“The topic is abundance again, but today we’ll cover food instead of flies. It is canning season. I feel an urgency in my bones this time of year, a rush and hustle, inherited from our hunger-driven ancestors. We nearly had a frost last night, my bones say, and the larder is not yet full. Get to it. I know this urge well now and I also know that acting on it can cause some stress. Nobody wants to be up until midnight on a weeknight, trying to finish canning the hundred pounds of tomatoes they hauled home. This only causes tears. I know. And I also know I’m not alone.
On Friday afternoons I have been hearing snippets of conversation among members who are delighted but also overwhelmed by the volume of the goodness coming out of the fields this time of year. Those of you who are new to the share don’t want to miss out on anything, and those of you who have been through a few seasons are rushing to get the good stuff put up.
I thought I’d share my own system of triage, which I use to prevent harvest season breakdowns. Take what you like from me, and share your own tricks with others, especially the newer members who are going through their first season.
Food Preservation Tips
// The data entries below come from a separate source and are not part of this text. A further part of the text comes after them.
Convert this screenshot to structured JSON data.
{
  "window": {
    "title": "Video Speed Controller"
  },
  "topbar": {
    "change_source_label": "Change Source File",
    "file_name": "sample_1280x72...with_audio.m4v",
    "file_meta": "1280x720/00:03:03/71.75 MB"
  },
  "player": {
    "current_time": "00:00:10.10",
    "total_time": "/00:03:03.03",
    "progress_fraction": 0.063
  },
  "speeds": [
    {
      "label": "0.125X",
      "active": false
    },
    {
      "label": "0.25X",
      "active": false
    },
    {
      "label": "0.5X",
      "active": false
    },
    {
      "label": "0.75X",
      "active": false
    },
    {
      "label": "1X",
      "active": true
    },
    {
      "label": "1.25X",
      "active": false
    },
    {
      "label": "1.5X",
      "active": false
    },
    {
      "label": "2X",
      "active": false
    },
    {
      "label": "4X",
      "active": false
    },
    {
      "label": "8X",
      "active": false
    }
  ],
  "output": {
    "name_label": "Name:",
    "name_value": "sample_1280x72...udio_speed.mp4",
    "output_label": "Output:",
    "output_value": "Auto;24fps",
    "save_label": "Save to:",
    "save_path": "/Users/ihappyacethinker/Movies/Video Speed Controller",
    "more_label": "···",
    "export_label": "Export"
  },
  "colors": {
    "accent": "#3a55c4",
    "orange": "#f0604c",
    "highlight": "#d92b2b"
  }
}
1. The freezer is my best friend. I find actual canning time-consuming, messy, and a little nerve wracking on the food safety front. Plus I’m all about efficiency of scale, and always disappointed by how little one can do in one batch on the stove. So most of the produce I put up goes into the chest freezer in our basement. If it is well stacked, the freezer can hold an amazing amount of food, and if the vegetables are already chopped and blanched, you are on your way to a fast and easy meal in winter or early spring. That said, if you have canning questions, our own Barbara Kunzi is a wonderful resource. She’s a certified master canner….” [Continue reading to learn more tips!]